◆ Input data ◆
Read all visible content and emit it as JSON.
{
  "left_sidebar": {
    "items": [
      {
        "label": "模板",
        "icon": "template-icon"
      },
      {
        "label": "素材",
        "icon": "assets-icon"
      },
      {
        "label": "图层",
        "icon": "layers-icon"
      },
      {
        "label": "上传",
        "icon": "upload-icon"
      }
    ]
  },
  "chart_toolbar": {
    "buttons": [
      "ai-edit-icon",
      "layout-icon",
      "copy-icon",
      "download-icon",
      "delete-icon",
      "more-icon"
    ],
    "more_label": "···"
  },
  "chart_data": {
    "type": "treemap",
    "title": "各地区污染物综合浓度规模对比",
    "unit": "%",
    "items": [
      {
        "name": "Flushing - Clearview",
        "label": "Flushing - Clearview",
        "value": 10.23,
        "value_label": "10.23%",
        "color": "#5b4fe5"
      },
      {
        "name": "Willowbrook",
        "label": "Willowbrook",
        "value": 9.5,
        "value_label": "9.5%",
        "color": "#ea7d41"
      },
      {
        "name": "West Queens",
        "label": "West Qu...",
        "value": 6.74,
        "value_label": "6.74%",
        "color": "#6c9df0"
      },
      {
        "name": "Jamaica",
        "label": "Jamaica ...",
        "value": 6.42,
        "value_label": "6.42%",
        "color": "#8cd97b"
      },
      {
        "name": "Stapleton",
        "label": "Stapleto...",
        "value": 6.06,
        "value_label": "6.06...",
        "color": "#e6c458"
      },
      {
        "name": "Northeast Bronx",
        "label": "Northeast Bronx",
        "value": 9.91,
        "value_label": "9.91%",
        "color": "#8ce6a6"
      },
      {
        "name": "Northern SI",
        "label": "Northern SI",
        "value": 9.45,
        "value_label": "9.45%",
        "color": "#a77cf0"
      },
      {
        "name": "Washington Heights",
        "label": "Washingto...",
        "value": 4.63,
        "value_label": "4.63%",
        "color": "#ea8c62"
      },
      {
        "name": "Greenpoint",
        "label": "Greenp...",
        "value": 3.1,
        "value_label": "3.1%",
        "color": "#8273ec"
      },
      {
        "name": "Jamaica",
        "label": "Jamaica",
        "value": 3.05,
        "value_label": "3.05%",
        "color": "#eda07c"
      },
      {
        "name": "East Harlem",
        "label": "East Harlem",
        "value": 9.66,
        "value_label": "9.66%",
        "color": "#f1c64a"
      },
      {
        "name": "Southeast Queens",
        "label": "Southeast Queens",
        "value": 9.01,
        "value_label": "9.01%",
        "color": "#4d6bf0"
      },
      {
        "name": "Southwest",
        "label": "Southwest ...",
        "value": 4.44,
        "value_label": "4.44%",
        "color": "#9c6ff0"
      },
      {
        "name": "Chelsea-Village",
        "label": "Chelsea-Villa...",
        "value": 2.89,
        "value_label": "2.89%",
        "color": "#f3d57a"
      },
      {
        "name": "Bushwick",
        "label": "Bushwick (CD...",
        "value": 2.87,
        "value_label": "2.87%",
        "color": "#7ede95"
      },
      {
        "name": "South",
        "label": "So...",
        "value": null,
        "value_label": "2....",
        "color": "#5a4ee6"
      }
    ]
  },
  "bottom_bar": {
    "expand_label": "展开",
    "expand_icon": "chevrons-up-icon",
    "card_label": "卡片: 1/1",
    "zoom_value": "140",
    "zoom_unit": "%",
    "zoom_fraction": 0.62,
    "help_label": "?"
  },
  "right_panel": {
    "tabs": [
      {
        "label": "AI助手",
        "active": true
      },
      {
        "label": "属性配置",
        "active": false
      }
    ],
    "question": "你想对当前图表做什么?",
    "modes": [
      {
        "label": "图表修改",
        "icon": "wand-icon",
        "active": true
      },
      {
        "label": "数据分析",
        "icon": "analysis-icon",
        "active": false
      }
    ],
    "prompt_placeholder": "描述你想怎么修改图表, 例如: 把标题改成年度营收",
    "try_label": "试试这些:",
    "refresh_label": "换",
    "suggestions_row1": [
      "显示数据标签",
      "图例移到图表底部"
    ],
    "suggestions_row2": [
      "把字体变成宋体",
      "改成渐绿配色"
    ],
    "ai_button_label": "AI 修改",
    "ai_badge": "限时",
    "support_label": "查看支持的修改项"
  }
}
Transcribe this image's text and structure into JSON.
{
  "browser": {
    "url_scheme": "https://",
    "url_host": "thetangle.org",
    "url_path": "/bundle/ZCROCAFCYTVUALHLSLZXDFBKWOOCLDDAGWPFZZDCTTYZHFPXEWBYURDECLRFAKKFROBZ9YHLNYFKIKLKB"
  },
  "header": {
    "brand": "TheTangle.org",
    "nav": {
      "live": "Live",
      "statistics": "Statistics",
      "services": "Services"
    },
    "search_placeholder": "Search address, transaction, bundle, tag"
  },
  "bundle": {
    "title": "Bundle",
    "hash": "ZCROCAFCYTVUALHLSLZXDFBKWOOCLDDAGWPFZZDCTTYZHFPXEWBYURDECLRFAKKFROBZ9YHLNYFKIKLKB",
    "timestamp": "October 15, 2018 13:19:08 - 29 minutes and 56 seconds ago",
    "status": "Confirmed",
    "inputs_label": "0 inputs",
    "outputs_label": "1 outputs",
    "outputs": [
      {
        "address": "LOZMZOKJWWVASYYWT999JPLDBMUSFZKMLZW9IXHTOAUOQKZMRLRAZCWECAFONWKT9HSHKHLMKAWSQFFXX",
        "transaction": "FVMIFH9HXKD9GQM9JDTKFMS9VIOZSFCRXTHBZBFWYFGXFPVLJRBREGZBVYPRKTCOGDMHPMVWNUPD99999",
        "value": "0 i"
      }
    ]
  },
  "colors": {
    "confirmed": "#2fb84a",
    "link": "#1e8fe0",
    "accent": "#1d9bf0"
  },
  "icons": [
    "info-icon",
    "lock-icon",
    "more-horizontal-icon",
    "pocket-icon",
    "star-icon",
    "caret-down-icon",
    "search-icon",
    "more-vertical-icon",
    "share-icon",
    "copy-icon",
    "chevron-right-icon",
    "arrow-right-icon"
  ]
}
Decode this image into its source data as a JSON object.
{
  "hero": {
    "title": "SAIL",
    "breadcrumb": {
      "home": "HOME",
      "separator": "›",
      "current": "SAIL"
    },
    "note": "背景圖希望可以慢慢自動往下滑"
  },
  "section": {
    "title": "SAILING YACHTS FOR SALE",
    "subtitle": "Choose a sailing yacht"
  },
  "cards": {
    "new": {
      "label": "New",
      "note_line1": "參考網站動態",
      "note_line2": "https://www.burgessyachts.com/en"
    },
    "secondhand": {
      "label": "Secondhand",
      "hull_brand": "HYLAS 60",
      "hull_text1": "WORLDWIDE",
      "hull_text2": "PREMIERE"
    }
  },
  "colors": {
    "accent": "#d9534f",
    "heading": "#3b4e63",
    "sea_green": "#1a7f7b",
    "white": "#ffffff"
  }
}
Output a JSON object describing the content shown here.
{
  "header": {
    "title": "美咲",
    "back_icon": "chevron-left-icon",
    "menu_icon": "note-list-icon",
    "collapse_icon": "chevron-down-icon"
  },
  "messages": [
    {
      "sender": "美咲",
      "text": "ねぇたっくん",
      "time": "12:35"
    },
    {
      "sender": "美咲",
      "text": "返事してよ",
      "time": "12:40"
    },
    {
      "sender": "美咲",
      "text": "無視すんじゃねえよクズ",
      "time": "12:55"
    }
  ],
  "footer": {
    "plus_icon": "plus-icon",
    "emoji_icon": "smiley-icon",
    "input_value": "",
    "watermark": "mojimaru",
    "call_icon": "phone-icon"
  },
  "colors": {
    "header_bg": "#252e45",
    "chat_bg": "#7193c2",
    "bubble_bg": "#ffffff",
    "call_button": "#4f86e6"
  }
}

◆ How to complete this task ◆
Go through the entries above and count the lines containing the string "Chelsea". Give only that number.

◆ Result for this exercise ◆
2